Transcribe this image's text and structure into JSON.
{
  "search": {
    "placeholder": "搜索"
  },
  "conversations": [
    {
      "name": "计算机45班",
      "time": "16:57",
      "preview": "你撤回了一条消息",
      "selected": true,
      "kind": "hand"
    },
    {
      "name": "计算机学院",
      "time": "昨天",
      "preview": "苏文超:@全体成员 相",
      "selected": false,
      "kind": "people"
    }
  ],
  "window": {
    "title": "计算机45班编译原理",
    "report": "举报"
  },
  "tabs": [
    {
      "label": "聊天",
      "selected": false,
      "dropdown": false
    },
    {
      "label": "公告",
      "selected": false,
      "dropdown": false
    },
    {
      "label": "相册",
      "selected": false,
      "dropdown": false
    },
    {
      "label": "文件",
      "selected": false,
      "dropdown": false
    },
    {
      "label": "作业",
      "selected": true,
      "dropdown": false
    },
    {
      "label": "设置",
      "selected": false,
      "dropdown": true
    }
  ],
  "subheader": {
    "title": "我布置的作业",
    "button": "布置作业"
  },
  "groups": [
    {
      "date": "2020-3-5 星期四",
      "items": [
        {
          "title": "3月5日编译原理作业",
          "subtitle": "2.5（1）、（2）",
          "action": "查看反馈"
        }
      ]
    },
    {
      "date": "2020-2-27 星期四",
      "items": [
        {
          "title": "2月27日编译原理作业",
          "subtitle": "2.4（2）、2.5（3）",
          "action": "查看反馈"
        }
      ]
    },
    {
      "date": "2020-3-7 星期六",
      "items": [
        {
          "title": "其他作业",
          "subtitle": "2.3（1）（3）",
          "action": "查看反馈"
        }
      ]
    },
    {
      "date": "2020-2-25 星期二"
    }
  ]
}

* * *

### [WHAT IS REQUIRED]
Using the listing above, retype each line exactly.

### [WRITTEN SOLUTION]
Transcribe this image's text and structure into JSON.
{
  "search": {
    "placeholder": "搜索"
  },
  "conversations": [
    {
      "name": "计算机45班",
      "time": "16:57",
      "preview": "你撤回了一条消息",
      "selected": true,
      "kind": "hand"
    },
    {
      "name": "计算机学院",
      "time": "昨天",
      "preview": "苏文超:@全体成员 相",
      "selected": false,
      "kind": "people"
    }
  ],
  "window": {
    "title": "计算机45班编译原理",
    "report": "举报"
  },
  "tabs": [
    {
      "label": "聊天",
      "selected": false,
      "dropdown": false
    },
    {
      "label": "公告",
      "selected": false,
      "dropdown": false
    },
    {
      "label": "相册",
      "selected": false,
      "dropdown": false
    },
    {
      "label": "文件",
      "selected": false,
      "dropdown": false
    },
    {
      "label": "作业",
      "selected": true,
      "dropdown": false
    },
    {
      "label": "设置",
      "selected": false,
      "dropdown": true
    }
  ],
  "subheader": {
    "title": "我布置的作业",
    "button": "布置作业"
  },
  "groups": [
    {
      "date": "2020-3-5 星期四",
      "items": [
        {
          "title": "3月5日编译原理作业",
          "subtitle": "2.5（1）、（2）",
          "action": "查看反馈"
        }
      ]
    },
    {
      "date": "2020-2-27 星期四",
      "items": [
        {
          "title": "2月27日编译原理作业",
          "subtitle": "2.4（2）、2.5（3）",
          "action": "查看反馈"
        }
      ]
    },
    {
      "date": "2020-3-7 星期六",
      "items": [
        {
          "title": "其他作业",
          "subtitle": "2.3（1）（3）",
          "action": "查看反馈"
        }
      ]
    },
    {
      "date": "2020-2-25 星期二"
    }
  ]
}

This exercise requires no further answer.